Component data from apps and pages
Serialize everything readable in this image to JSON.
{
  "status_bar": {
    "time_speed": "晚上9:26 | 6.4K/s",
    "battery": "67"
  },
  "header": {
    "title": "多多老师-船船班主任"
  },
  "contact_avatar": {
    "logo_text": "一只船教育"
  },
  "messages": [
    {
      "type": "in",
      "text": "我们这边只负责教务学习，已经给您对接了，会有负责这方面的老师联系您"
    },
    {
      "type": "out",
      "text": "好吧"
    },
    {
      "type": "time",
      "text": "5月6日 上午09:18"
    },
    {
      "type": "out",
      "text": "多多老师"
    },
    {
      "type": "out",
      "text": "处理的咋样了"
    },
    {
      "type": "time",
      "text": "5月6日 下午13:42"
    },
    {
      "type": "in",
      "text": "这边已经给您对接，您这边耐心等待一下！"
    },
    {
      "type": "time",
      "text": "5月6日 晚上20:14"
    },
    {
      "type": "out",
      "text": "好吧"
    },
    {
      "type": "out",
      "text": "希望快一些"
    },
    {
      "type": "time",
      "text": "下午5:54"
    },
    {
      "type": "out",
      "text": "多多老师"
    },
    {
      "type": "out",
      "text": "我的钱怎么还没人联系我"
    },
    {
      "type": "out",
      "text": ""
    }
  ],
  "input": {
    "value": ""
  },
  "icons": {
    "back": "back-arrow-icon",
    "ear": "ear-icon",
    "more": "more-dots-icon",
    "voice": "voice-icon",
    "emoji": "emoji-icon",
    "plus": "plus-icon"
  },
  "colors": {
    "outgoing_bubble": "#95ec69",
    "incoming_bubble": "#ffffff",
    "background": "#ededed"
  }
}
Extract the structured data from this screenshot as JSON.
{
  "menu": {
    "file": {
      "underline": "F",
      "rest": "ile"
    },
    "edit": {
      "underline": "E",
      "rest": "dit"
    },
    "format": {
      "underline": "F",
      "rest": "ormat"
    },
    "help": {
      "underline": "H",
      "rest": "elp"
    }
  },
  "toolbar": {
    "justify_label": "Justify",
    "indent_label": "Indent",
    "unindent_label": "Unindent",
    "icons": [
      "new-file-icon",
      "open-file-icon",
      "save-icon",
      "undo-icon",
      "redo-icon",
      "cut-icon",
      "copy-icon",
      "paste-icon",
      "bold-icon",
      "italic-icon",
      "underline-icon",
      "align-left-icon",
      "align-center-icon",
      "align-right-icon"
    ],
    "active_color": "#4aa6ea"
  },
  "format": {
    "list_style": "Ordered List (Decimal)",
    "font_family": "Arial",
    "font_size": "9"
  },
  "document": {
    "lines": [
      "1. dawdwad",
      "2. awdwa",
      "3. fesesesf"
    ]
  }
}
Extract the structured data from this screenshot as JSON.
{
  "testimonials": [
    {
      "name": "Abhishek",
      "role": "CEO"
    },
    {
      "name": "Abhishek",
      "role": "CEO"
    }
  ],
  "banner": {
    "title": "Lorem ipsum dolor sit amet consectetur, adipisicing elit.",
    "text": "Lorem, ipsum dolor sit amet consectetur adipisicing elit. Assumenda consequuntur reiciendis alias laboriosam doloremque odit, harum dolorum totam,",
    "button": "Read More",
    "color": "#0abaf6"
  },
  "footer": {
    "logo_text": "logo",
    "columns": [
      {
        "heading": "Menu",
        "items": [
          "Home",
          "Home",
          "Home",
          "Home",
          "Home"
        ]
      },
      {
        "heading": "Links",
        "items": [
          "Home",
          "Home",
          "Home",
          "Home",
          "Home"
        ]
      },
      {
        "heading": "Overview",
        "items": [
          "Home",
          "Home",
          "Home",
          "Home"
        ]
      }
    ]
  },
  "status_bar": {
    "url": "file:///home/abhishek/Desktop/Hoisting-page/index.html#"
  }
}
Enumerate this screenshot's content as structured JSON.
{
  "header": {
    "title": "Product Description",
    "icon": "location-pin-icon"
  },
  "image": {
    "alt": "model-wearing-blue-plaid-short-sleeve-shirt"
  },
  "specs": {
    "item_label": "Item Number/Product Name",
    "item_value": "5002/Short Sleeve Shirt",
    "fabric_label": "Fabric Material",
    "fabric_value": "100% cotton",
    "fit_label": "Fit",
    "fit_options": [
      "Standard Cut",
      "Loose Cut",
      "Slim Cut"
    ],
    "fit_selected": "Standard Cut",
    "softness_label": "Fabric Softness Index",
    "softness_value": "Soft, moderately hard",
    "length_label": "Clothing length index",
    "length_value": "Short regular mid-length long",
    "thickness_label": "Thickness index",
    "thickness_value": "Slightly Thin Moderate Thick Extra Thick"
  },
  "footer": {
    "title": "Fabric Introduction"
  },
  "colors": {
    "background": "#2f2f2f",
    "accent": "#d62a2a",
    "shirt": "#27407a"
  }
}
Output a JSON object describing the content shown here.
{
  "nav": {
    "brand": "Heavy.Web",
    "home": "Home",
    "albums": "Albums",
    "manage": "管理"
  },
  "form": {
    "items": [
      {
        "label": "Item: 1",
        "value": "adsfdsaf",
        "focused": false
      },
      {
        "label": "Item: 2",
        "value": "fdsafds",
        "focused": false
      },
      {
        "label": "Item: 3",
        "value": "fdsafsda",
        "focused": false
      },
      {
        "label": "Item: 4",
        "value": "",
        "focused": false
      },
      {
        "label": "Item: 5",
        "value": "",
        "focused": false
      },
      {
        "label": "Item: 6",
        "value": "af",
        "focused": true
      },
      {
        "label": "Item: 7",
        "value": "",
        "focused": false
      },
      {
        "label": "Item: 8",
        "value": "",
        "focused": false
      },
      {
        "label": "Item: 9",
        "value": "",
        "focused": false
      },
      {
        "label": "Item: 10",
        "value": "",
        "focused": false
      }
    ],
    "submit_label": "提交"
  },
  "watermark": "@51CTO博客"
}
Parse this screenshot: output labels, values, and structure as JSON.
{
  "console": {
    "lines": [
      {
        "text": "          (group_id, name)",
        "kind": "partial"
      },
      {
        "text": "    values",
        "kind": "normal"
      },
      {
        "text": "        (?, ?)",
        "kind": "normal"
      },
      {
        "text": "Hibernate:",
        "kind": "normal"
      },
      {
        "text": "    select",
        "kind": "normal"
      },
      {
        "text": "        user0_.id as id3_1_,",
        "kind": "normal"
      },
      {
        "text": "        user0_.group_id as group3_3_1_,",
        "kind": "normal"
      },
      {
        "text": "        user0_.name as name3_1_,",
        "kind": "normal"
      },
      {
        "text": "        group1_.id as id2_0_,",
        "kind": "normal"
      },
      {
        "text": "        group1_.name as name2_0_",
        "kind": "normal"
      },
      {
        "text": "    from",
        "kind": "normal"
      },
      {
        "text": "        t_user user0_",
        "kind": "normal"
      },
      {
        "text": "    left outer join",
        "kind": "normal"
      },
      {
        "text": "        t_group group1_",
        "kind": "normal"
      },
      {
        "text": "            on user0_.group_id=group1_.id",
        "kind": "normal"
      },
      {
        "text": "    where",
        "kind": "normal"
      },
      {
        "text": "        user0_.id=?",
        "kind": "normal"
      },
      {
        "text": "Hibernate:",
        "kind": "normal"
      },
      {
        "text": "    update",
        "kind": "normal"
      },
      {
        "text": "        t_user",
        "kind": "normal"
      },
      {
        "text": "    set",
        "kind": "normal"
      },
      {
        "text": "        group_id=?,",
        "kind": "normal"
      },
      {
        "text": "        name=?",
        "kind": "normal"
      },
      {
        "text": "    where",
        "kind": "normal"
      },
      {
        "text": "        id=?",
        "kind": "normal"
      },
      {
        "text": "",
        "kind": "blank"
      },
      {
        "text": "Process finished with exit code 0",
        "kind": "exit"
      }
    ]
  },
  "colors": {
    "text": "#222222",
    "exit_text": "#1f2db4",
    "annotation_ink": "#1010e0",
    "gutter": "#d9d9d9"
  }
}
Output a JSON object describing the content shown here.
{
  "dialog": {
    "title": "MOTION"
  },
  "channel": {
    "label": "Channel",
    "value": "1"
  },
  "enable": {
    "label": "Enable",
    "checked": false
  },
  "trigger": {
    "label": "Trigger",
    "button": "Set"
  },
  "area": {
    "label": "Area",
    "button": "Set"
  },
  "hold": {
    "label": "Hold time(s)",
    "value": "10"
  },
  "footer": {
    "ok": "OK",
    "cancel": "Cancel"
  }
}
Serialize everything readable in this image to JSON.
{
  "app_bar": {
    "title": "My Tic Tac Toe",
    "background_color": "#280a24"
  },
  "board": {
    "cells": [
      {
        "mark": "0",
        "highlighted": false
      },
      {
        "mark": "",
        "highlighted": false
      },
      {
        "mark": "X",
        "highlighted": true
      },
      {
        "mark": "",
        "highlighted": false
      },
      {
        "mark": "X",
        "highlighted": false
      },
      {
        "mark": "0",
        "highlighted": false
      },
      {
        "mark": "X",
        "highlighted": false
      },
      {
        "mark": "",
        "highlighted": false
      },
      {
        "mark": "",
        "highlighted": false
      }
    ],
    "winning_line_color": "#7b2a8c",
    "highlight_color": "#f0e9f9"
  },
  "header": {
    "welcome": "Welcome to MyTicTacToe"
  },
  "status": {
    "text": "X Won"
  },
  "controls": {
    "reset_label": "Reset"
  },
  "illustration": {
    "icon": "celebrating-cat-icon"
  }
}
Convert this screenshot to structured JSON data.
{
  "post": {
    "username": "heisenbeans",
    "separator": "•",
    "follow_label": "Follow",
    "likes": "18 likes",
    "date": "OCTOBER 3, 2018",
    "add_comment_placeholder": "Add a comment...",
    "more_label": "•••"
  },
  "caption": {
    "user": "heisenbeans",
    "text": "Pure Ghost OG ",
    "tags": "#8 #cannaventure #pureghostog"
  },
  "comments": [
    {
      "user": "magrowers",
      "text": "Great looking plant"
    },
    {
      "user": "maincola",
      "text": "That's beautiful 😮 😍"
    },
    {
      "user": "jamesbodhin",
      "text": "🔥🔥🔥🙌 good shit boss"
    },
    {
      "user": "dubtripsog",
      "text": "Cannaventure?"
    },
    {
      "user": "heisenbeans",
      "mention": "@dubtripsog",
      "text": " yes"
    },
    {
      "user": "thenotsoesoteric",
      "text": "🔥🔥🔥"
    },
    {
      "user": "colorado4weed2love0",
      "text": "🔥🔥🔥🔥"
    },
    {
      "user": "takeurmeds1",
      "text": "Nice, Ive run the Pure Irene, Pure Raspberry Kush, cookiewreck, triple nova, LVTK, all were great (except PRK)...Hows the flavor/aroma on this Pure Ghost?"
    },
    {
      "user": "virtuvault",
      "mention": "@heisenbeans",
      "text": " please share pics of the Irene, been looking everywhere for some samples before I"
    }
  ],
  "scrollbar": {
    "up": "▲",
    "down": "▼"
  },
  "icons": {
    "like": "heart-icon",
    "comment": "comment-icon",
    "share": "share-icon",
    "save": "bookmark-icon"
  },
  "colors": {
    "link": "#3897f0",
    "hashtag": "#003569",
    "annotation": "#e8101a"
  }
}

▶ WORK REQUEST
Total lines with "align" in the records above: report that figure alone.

▶ FINAL ANSWER
3